How do you keep yourself motivated to continue?
Remember what your dream was. Remind yourself of what launched you into the entrepreneurial stratosphere and take it day by day. Don’t look a week down the line; write down your goals for today and keep at it, no matter what happens. And then again the next day. Be prepared to compromise your own comfort for awhile (and set out how long this while is). And give yourself a cut-off point.
What’s your life motto?
The horse is much easier to ride if you ride it in the direction in which it’s going.
What three character traits do all entrepreneurs possess?
Energy, tenacity (perseverance/stubbornness) and passion.
Do you believe in internships for your business?
Absolutely. An intern provides new energy, often a new way of looking at things and reminds everyone of where they’ve come from. In training an intern, you constantly retrain yourself and take yourself back to basics which often results in new systems, processes etc. as you go along. Send a CV to email@example.com.
Jees, that’s a very difficult one as, alike as they are, their styles are so different. I think that Richard Branson might win though as he would come up with a creative slant that could verge on cheating, but with such strategic integrity behind it that he’d get away with it.
If you could give yourself any advice back then, what are your top 5 wisdoms?
* Don’t stress – just take one bite out of the elephant at a time and you’ll finish it. A nervous breakdown doesn’t help anything.
* Build business support networks early on. All those people that you sat around tables with all those years ago will be the same people with their successful businesses that continue to support you professionally many years later.
* Don’t be stupidly humble. Shout out about your achievements (obviously only if they really are achievements). You gain nothing by being known as “still waters run deep”.

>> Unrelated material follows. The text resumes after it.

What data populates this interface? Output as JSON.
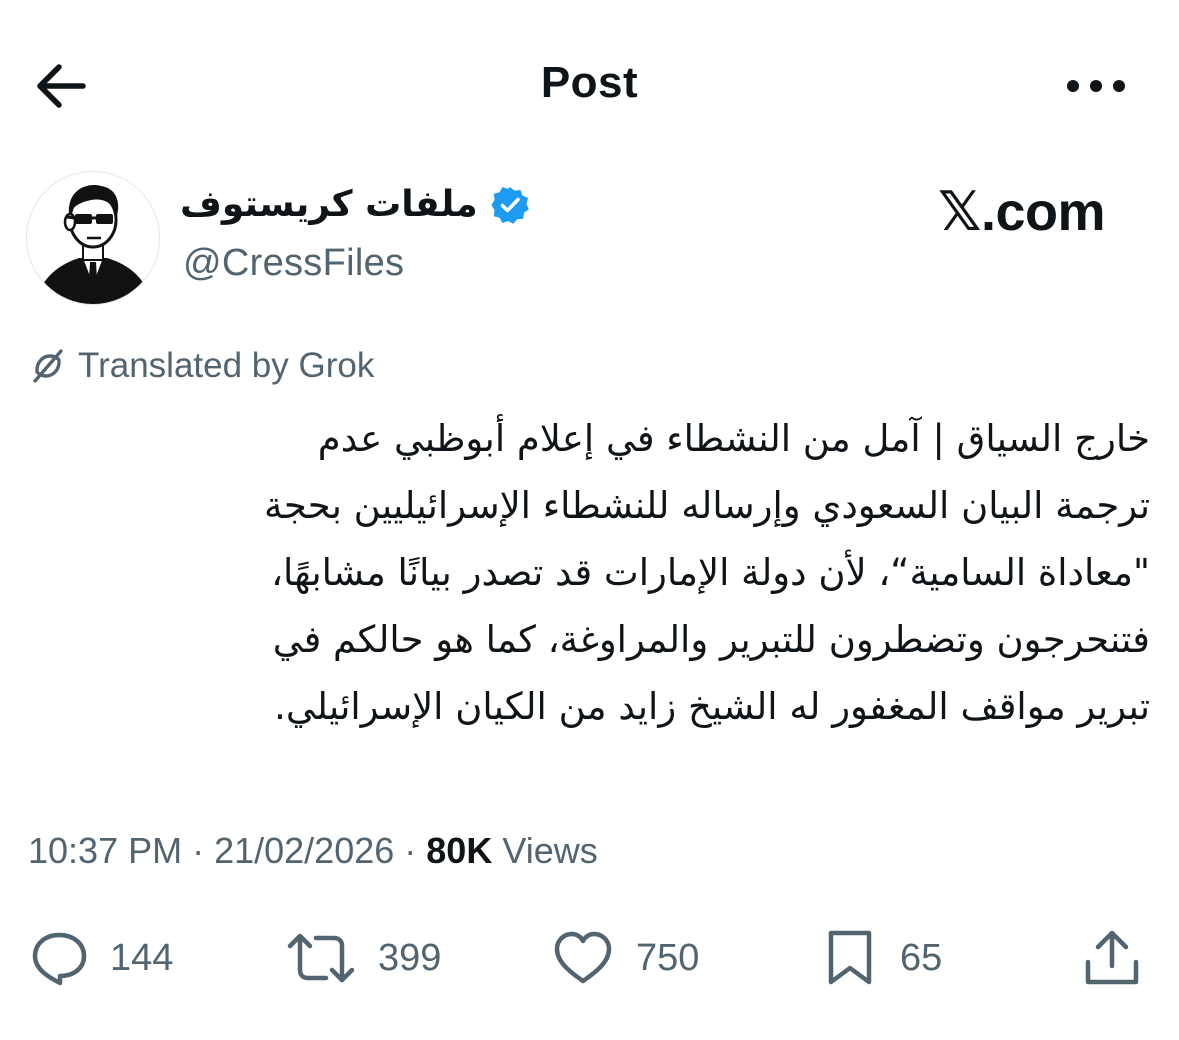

* Don’t allow the business to swallow your life. Ensure that you still exercise, have social relationships and take time out for yourself. Ask yourself whether you’ll be lying on your deathbed muttering “I got that into Business Day” and keep perspective on the fact that YOU are your biggest asset, so take care of it.
* Surround yourself with people who are as good as, if not better than, you. Don’t operate on the “founder system” that is demotivating and disempowering for others.